Problems with Taste

Symptoms and Diagnosis

Symptoms Vary With Disorders

There are several types of taste disorders depending on how the sense of taste is affected. People who have taste disorders usually lose their ability to taste or can no longer perceive taste in the same way. True taste disorders are rare. Most changes in the perception of food flavor result from the loss of smell.

Phantom Taste Perception. The most common taste complaint is "phantom taste perception" -- tasting something when nothing is in the mouth.

Hypogeusia. Some people have hypogeusia, or the reduced ability to taste sweet, sour, bitter, salty, and savory, or umami. This disorder is usually temporary.

Dysgeusia. Dysgeusia is a condition in which a foul, salty, rancid, or metallic taste sensation will persist in the mouth. Dysgeusia is sometimes accompanied by burning mouth syndrome, a condition in which a person experiences a painful burning sensation in the mouth.
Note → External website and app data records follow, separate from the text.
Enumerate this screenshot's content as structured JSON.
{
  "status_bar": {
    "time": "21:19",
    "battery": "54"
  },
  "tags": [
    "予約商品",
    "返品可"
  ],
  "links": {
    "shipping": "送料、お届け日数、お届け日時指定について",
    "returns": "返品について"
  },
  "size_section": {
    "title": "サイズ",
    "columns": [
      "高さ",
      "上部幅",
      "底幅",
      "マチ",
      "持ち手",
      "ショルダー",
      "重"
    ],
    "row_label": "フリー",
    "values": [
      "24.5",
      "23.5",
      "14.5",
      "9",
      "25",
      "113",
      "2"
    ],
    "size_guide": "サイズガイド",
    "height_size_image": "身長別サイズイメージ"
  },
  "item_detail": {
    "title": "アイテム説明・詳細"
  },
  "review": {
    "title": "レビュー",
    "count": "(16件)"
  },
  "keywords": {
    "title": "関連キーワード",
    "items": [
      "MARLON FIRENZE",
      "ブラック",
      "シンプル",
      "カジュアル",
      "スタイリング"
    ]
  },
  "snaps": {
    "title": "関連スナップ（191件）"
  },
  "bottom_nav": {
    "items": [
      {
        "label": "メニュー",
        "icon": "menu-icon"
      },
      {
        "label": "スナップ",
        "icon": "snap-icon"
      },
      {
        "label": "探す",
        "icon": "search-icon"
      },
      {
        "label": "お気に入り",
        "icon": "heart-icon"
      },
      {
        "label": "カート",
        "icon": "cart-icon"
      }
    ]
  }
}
Although it can affect anyone, burning mouth syndrome is most common in middle-aged and older women.

Ageusia. Other people can't detect taste at all, which is called ageusia. This type of taste disorder can be caused by head trauma; some surgical procedures, such as middle ear surgery or extraction of the third molar; radiation therapy; and viral infections.

Why a Diagnosis Is Important

If you think you have a taste disorder, see your doctor. Loss of the sense of taste can lead to depression and a reduced desire to eat. Loss of appetite can lead to loss of weight, poor nutrition and weakened immunity. In some cases, loss of taste can accompany or signal conditions such as diabetes. Sometimes, a problem with taste can be a sign of a disease of the nervous system, such multiple sclerosis, Alzheimer's disease, or Parkinson’s disease.

Do You Have a Taste Disorder?

If you think you have a taste disorder, try to identify and record the circumstances surrounding it. Ask yourself the following questions:

  • When did I first become aware of it?
  • What changes in my taste do I notice?
  • Do all foods and drinks taste the same?
  • Have there been any changes in my sense of smell?
  • Does the change in taste affect my ability to eat normally?
  • What medications do I take? What are the names of the medications? How much do I take? What is the health condition for which I take them?
  • Have I recently had a cold or the flu?

Talking With Your Doctor

Bring this information with you when you visit the doctor. He or she may refer you to an otolaryngologist, a specialist in diseases of the ear, nose, and throat. An accurate assessment of your taste loss will include, among other things

  • a physical examination of your ears, nose, and throat
  • a dental examination and assessment of oral hygiene
  • a review of your health history
  • a taste test supervised by a health care professional.

Tests for Taste Disorders

Some tests are designed to measure the lowest concentration of a substance that a person can detect or recognize. Your doctor may ask you to compare the tastes of different substances or to note how the intensity of a taste grows when a substance's concentration is increased.

Scientists have developed taste tests in which the patient responds to different concentrations of a substance. This may involve a simple "sip, spit, and rinse" test or the application of a substance directly to your tongue using an eye dropper. By using these tests, your doctor can determine if you have a true taste disorder and what type it is.

If your doctor suspects that nerves in your mouth or head may be affected, he or she may order an X-ray, usually a CAT scan, to look further into the head and neck area.

Once the cause of a taste disorder is found, your doctor may be able to treat it. Many types of taste disorders are reversible, but if not, counseling and self-help techniques may help you cope.